When you get divorced and you were the primary earner in the household, you may be looking at making rehabilitative alimony payments to your spouse. These are payments that will help him or her to obtain the necessary training or education that can lead to a career. Unlike some forms of spousal support, this isn't a payment that will carry on indefinitely. Ensure that your divorce attorney can get your spouse's attorney to agree to a specific term that both parties feel is reasonable. This could be payments for six months, one year, two years, or any period that works for you both. Here are some reasons that choosing a specific term is a good choice.
It Encourages Your Spouse To Take Action
If you're making payments to your spouse so that he or she can go back to school to prepare for a new career, but the payments will carry on indefinitely, your spouse doesn't exactly have much incentive to enroll. Instead, he or she may simply enjoy collecting these payments and not doing anything with them.
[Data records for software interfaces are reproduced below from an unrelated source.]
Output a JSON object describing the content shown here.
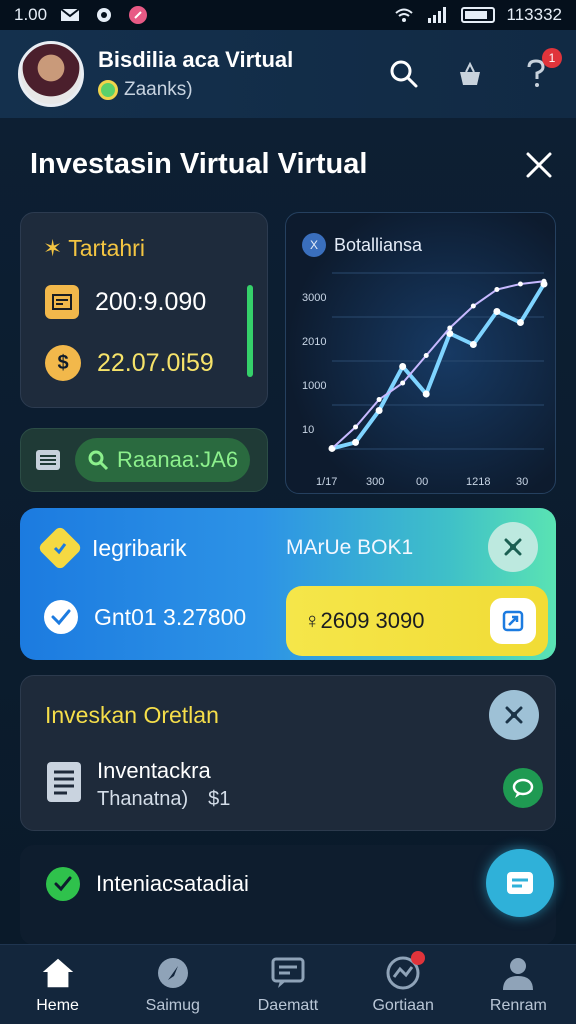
{
  "status_bar": {
    "time_left": "1.00",
    "time_right": "113332"
  },
  "header": {
    "title": "Bisdilia aca  Virtual",
    "subtitle": "Zaanks)",
    "notification_count": "1"
  },
  "page": {
    "title": "Investasin Virtual Virtual"
  },
  "summary_card": {
    "title": "Tartahri",
    "value1": "200:9.090",
    "value2": "22.07.0i59"
  },
  "filter_pill": {
    "label": "Raanaa:JA6"
  },
  "chart_card": {
    "title": "Botalliansa",
    "icon_label": "X"
  },
  "chart_data": {
    "type": "line",
    "title": "Botalliansa",
    "x": [
      "1/17",
      "300",
      "00",
      "1218",
      "30"
    ],
    "y_ticks": [
      "3000",
      "2010",
      "1000",
      "10"
    ],
    "series": [
      {
        "values": [
          10,
          120,
          700,
          1500,
          1000,
          2100,
          1900,
          2500,
          2300,
          3000
        ]
      },
      {
        "values": [
          10,
          400,
          900,
          1200,
          1700,
          2200,
          2600,
          2900,
          3000,
          3050
        ]
      }
    ],
    "ylim": [
      0,
      3200
    ],
    "grid": true
  },
  "balance_card": {
    "label1": "Iegribarik",
    "label2": "MArUe BOK1",
    "value1": "Gnt01 3.27800",
    "value2": "♀2609 3090"
  },
  "invest_card": {
    "title": "Inveskan Oretlan",
    "item_title": "Inventackra",
    "item_sub": "Thanatna)",
    "item_value": "$1"
  },
  "row_d": {
    "label": "Inteniacsatadiai"
  },
  "tabs": [
    {
      "label": "Heme"
    },
    {
      "label": "Saimug"
    },
    {
      "label": "Daematt"
    },
    {
      "label": "Gortiaan"
    },
    {
      "label": "Renram"
    }
  ]
}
However, if your spouse knows that the payments will come to an end on a specific date whether he or she has a new career lined up or not, this can be a major incentive to use the money wisely.
It Doesn't Burden You Unnecessarily
While you might be paying spousal support beyond the rehabilitative alimony that you agree to, no one wants to make regular payments and suspect that the party receiving them isn't using them appropriately. It would be frustrating for you to pay your spouse to go back to school year after year, only to have him or her fail to enroll. When you agree to a specific term for rehabilitative alimony, you can find satisfaction in knowing that these payments will eventually end and you'll have more money in your own pocket.
It Won't Likely Be Subject To Inflation
Alimony payments can be subject to inflation over time. For example, if you've made alimony payments for a period of years, your spouse may hire an attorney and campaign to have the payments increased a certain percentage to reflect inflation. This is a frustrating situation for you, but it's not one that you're apt to face when you agree to a short term of rehabilitative alimony. Because this type of payment will cut off rather than go on indefinitely, it's unlikely that your spouse would seek an increase due to inflation.
For more help, speak to a local divorce law attorney.